Directions:
Lines from the records below that contain the word "heading" are to be copied out.

Items from a dataset
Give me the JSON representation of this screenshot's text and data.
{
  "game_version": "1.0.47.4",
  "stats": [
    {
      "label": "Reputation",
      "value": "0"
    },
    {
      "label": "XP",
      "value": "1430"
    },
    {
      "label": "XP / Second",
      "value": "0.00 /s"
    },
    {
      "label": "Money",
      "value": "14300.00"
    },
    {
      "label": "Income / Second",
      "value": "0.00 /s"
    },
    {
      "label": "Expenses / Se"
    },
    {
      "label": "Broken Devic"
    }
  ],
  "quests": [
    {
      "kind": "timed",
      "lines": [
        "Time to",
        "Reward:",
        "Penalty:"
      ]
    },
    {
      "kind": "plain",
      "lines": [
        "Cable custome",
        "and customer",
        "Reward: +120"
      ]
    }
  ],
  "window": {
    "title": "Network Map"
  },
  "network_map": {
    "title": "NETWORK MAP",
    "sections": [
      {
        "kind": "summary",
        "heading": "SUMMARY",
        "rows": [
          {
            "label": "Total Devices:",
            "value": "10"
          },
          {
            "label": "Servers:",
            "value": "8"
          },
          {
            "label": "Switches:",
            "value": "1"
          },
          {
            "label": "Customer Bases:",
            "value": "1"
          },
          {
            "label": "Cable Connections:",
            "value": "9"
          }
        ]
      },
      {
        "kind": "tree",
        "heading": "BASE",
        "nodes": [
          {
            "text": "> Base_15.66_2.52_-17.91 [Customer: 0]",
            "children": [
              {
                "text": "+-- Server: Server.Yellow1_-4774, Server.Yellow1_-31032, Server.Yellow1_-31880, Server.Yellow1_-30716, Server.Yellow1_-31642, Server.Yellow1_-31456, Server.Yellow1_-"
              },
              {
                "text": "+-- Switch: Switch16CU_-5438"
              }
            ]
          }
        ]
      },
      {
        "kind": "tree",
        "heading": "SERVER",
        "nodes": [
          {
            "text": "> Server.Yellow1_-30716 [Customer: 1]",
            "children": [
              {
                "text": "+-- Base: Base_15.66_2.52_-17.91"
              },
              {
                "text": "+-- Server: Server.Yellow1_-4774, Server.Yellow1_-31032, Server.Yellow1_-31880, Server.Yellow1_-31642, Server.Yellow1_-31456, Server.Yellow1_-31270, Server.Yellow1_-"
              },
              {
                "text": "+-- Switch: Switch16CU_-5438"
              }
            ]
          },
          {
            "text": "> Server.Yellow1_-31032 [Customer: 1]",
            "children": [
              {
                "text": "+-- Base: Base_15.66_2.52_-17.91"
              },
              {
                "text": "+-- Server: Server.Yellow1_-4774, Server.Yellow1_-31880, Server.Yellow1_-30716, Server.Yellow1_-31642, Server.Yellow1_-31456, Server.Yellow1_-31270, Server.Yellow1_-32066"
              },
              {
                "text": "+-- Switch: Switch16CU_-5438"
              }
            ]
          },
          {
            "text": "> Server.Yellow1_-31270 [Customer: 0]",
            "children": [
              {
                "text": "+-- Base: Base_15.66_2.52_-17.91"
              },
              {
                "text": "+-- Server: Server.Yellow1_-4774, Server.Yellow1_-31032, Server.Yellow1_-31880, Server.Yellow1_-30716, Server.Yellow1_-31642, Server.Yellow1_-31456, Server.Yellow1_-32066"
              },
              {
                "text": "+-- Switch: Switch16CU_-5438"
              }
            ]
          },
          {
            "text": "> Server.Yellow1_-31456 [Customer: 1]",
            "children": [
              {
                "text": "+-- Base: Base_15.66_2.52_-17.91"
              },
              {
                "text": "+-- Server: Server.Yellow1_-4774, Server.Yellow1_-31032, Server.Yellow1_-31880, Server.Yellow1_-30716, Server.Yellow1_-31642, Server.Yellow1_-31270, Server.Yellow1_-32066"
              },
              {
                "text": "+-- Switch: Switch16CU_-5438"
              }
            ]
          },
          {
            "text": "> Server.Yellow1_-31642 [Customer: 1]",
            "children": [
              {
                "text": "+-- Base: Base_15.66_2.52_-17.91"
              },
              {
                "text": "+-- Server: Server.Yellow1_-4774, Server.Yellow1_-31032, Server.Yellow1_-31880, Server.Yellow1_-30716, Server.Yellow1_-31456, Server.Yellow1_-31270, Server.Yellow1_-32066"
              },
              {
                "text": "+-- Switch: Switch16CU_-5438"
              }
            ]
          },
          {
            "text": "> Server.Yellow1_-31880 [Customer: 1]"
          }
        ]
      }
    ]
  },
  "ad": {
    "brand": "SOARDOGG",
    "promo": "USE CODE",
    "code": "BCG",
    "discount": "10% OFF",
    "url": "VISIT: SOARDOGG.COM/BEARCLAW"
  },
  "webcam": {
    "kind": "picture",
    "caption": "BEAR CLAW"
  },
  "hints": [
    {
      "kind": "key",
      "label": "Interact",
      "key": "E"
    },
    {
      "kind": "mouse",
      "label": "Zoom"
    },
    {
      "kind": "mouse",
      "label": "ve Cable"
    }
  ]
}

Task result:
        "heading": "SUMMARY",
        "heading": "BASE",
        "heading": "SERVER",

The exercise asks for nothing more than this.